As more and more vegans and vegetarians seek out non-animal sources of protein in foods for their pets, some manufacturers are seeing plant-based pet foods as the next big growth opportunity. Learn what’s driving interest in plant-based pet foods and how manufacturers can meet this demand, while still ensuring good nutrition with the right plant proteins and nutrient fortifications.
What's Driving Interest in Plant-Based Pet Food?
According to a recent study published in the journal PLOS ONE, researchers found that pet owners are more likely than the general population to be vegetarian (6.2 percent) or vegan (5.8 percent), with clear implications for the types of pet foods they choose for their pets.1 Nearly half of those who expressed an interest in plant-based pet diets wanted more information on the nutritional adequacy of such a diet.
Just as there are many reasons people choose to go vegetarian or vegan, there are also a variety of reasons driving interest in plant-based diets for pets, including:
1) Environmental Sustainability
Producing plant-based proteins uses less land, water, and energy than producing animal proteins and it generates less greenhouse gas emissions.
2) Animal Welfare
As animal lovers, pet owners can face an ethical dilemma when choosing pet foods since their purchase may support the slaughter of farm animals.
3) Pet Health
Besides the health halo surrounding plant proteins, many pet owners are interested in the potential health benefits of a diverse, phytonutrient-rich diet for their pets.
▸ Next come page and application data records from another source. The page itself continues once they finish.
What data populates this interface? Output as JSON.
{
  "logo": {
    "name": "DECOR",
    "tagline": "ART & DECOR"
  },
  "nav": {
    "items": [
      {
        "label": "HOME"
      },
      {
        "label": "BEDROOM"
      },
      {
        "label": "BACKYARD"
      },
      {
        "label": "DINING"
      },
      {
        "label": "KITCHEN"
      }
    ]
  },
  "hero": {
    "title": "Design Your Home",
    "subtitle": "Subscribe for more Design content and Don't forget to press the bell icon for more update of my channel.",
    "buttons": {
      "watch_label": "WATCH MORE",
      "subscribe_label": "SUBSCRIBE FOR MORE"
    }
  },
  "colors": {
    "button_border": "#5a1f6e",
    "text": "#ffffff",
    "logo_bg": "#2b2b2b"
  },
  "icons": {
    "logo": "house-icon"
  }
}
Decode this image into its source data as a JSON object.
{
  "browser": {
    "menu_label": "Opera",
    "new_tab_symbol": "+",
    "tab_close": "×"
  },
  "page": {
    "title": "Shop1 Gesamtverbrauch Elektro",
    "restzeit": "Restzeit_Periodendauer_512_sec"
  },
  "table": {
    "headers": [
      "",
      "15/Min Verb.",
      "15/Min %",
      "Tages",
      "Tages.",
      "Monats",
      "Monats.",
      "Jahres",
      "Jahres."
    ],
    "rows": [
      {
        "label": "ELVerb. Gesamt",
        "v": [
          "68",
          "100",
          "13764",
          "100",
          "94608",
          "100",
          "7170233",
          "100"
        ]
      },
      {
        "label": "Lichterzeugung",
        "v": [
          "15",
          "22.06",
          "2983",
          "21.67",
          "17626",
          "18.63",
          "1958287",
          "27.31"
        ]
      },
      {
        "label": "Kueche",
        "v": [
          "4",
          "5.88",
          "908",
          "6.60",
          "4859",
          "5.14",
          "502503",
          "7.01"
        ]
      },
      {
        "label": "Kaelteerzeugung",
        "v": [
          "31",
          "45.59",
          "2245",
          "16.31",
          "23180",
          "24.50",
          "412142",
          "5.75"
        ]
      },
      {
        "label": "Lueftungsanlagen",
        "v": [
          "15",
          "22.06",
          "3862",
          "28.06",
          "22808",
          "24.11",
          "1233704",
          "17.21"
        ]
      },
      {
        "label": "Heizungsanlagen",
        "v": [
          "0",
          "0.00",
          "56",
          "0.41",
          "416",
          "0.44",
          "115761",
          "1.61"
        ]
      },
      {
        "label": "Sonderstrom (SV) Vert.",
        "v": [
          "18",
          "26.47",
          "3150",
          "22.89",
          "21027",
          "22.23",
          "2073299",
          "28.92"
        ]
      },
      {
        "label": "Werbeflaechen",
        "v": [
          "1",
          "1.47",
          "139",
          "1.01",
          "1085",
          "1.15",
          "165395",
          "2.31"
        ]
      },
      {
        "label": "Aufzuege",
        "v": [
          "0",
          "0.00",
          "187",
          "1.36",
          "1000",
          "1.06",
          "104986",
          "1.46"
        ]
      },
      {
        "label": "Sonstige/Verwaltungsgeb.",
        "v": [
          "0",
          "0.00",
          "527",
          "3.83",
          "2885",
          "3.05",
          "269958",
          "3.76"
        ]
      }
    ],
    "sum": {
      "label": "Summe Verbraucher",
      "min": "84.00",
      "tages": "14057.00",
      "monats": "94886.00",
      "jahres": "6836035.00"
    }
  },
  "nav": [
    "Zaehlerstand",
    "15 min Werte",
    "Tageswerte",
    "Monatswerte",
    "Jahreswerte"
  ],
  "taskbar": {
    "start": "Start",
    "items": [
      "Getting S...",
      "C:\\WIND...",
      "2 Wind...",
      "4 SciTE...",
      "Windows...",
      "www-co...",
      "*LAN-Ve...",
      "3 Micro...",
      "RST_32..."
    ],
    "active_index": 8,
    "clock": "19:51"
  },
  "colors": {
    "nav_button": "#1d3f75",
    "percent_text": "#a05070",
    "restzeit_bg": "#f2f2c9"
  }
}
In addition, some have concerns about the healthfulness and safety of pet foods made from industrially farmed animals—especially animal by-products.
Top Trending and Emerging Plant Proteins
Plant proteins traditionally used in pet foods include soy, wheat, corn, and potato proteins. As by-products of oil and starch production, these readily available and reasonably priced plant proteins found their way into pet foods. These plant proteins are commonly used in meat-based pet foods, where they contribute to the product’s total protein content.
However, the growing interest in new plant proteins, along with the soy-free and gluten-free movements, is forcing the pet food industry to expand its view of plant proteins. Pulses (such as chickpeas, lentils, and fava beans), which have grown increasingly popular in vegetarian retail products, and ancient grains (such as quinoa, amaranth, and sorghum) are ingredients likely to appeal to pet owners.
In addition, emerging plant proteins like duckweed and algae—protein sources with high amino acid contents and strong sustainability stories—may resonate with pet owners. These water crops don’t require land and can even be grown year-round in warmer climates.
As new and underutilized plant protein sources continue to gain attention, the development of protein isolates and concentrates is likely to follow. This suggests that it won’t be long before pet food manufacturers have a wide variety of plant proteins from which to choose.
Essential Nutrient Fortifications
For many pet owners interested in plant-based pet foods, uncertainty about nutritional adequacy is an obstacle to making their preferred pet food purchase. Manufacturers have an opportunity to educate pet owners on pet nutrition, for example, by citing the recommended nutrient profiles for pet foods from the Official Publication of the Association of American Feed Control Officials (AAFCO).2
Plant-based dog and cat foods abiding by AAFCO standards for crude protein and fat, as well as amino acid, fatty acid, vitamin, and mineral content are considered nutritionally sound. Understanding the standard pet food fortification process is especially important for cat owners who may be specifically concerned about taurine deficiency.
Above and Beyond Fortifications
Pet food manufacturers typically stock more than one custom nutrient premix to cover the varying nutrient needs of cats and dogs at different life stages. Increasingly, pet food manufacturers are going beyond the essential fortifications to create functional pet foods and treats—for example, by using a custom nutrient premix that includes omega-3 fatty acids, glucosamine, or even probiotics.
A Recipe for Success
A plant-based pet food with a functional custom nutrient premix checks all the boxes for today’s most discerning pet owners by addressing the issues of environmental sustainability, animal welfare, and pet health. Toss in some nutritious fruit and veggie superfoods like blueberries, coconut, beets, or pumpkin, and you’re sure to have a recipe for success!
Create a custom nutrient premix for your pet food that’s more than just vitamins and minerals. Click to explore all the possibilities of a custom nutrient premix!